RECORDS TO USE:

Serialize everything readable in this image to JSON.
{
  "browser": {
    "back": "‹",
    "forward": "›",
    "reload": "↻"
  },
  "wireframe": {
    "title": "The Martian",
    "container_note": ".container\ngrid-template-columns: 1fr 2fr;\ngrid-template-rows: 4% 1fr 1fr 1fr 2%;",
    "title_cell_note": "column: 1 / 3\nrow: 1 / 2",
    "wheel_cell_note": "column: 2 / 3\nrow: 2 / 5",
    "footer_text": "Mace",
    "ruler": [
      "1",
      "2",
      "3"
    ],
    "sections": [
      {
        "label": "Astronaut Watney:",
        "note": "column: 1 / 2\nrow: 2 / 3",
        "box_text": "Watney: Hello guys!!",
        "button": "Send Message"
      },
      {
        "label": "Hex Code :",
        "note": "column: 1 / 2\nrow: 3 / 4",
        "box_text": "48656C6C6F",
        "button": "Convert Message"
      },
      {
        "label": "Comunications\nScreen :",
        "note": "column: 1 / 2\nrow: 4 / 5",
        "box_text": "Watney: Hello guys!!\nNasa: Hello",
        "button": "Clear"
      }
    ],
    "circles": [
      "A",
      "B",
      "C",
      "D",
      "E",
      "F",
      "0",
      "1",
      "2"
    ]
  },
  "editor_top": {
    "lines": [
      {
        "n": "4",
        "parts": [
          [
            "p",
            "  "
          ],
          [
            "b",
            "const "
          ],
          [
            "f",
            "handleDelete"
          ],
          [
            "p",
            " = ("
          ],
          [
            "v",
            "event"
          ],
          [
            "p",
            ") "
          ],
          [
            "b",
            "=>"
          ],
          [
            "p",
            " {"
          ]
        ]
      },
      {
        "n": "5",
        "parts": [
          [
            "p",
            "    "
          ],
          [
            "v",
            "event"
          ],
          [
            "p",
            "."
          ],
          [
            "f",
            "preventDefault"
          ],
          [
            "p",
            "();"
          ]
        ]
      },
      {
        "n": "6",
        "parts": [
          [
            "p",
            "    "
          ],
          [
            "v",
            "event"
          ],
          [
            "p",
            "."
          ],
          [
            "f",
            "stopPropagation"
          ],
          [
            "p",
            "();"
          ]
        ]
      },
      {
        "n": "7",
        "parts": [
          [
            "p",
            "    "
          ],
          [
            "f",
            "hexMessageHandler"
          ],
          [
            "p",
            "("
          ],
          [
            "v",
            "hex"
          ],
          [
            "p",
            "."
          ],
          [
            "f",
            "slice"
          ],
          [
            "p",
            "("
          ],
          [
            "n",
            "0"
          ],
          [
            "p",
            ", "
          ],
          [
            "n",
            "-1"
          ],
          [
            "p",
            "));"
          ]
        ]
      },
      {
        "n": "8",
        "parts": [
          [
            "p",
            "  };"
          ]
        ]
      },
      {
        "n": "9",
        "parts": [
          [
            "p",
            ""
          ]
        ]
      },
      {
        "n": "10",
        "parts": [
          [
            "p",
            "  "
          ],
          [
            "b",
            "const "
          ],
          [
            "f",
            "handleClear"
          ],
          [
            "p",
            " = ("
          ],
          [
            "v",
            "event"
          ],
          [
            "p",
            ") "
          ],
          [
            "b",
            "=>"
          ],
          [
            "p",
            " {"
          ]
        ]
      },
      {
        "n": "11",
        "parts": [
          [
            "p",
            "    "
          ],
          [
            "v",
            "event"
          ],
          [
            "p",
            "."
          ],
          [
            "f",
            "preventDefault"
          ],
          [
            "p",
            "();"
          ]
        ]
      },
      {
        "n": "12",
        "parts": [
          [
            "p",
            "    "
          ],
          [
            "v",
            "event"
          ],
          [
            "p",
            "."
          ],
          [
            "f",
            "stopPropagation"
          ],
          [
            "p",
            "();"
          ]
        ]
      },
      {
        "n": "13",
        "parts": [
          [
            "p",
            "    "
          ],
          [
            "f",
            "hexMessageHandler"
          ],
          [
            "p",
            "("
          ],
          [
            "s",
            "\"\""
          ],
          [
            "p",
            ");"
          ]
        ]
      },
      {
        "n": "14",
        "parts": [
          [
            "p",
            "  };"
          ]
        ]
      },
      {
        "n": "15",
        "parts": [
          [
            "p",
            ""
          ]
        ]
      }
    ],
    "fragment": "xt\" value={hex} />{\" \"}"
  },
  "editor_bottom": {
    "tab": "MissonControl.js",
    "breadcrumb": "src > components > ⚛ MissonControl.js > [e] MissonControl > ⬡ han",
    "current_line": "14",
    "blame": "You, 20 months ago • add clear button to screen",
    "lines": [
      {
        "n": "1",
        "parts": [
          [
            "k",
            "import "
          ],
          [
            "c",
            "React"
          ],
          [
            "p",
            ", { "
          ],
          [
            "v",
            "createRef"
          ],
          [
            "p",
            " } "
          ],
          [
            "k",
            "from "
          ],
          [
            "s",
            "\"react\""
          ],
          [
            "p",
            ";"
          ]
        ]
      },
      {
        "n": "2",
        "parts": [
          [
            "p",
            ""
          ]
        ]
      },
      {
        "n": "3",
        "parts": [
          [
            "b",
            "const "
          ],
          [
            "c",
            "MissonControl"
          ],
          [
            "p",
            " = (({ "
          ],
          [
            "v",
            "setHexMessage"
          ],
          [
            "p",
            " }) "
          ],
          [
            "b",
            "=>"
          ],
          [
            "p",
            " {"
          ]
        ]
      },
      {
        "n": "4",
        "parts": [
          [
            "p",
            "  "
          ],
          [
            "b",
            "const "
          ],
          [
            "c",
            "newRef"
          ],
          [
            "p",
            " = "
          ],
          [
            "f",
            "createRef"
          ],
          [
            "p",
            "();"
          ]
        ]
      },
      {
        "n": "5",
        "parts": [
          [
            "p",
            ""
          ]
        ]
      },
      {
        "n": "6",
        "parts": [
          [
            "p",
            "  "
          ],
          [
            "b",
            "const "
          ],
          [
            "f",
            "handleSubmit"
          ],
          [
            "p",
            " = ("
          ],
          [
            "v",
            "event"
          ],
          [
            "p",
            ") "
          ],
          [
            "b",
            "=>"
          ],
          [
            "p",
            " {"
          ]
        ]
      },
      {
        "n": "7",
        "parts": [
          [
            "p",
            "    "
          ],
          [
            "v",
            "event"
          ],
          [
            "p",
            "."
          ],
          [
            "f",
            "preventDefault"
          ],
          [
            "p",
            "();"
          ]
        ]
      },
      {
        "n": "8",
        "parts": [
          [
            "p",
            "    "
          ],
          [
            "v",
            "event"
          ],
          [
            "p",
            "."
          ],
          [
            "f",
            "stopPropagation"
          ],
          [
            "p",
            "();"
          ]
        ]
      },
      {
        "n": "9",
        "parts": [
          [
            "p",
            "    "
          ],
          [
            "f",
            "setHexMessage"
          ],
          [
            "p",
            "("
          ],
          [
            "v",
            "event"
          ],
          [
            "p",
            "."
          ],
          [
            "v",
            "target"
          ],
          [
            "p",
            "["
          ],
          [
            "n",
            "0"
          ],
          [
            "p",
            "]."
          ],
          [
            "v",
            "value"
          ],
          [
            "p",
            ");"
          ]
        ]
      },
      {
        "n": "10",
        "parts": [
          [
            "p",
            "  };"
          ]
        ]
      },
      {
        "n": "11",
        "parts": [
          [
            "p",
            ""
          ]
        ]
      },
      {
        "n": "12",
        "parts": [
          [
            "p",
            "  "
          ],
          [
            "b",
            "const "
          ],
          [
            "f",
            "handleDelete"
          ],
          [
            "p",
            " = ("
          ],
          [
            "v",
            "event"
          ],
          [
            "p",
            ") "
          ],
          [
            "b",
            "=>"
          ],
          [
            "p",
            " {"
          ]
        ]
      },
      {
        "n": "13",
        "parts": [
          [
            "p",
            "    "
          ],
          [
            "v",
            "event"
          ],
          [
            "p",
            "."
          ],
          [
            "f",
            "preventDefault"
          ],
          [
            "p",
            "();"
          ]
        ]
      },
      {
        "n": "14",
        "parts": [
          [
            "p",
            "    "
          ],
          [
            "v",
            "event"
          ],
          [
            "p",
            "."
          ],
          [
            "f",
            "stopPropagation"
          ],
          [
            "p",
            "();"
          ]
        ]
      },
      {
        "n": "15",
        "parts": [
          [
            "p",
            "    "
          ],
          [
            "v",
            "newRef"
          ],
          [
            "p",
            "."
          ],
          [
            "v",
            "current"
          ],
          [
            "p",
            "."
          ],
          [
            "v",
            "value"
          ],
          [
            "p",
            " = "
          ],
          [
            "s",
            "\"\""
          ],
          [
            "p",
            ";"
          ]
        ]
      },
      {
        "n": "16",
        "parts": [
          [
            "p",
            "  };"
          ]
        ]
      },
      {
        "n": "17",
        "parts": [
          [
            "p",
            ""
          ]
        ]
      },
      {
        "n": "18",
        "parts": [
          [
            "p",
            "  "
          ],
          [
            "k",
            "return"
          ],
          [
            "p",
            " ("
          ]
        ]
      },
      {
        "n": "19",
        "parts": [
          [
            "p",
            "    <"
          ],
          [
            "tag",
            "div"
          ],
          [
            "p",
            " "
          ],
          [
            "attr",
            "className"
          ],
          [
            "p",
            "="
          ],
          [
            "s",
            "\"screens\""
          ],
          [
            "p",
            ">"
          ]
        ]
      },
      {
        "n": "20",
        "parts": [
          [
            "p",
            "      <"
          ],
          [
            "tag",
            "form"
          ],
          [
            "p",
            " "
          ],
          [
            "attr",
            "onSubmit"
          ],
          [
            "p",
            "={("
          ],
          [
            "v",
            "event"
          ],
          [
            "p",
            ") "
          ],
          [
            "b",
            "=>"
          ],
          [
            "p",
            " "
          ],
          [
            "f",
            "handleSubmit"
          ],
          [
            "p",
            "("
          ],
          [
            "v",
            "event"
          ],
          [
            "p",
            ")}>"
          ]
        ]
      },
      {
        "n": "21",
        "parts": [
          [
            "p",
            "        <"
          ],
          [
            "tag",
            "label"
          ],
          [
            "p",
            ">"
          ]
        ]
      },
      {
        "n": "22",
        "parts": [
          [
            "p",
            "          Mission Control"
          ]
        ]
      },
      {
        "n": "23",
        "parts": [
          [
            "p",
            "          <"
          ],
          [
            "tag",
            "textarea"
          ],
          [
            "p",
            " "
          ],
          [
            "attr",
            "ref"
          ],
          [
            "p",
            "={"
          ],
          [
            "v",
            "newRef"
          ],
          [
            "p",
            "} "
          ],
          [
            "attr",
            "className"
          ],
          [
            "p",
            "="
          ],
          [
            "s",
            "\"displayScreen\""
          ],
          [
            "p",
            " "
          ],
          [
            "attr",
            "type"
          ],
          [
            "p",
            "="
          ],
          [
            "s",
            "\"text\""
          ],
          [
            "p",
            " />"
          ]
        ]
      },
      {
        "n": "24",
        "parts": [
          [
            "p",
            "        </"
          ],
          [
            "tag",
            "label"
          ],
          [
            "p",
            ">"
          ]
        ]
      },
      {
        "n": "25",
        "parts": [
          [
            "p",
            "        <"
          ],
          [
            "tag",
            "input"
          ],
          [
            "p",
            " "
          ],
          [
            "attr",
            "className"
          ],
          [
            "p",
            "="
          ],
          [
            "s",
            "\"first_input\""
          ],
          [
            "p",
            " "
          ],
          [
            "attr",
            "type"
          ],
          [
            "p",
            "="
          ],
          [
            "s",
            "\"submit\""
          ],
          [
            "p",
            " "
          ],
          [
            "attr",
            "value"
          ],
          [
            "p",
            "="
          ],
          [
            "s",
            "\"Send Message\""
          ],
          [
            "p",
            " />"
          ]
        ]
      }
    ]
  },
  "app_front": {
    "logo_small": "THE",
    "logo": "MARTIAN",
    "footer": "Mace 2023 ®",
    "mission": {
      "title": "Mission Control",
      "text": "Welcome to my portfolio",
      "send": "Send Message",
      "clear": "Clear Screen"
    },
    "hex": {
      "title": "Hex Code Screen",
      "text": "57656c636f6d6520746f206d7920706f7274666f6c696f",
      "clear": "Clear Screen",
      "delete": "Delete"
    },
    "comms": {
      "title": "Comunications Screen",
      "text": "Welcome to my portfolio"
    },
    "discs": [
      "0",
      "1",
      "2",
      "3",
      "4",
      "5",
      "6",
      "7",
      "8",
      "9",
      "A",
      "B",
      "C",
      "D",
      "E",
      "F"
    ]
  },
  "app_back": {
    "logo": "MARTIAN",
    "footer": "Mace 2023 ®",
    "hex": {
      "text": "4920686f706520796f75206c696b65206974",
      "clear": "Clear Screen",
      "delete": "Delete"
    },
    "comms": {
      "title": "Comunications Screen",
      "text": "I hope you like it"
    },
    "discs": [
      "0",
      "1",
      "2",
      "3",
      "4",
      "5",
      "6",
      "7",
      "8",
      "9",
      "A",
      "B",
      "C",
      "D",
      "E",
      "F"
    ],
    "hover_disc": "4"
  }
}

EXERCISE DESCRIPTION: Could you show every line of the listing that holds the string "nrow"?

EXPECTED ANSWER:
    "title_cell_note": "column: 1 / 3\nrow: 1 / 2",
    "wheel_cell_note": "column: 2 / 3\nrow: 2 / 5",
        "note": "column: 1 / 2\nrow: 2 / 3",
        "note": "column: 1 / 2\nrow: 3 / 4",
        "note": "column: 1 / 2\nrow: 4 / 5",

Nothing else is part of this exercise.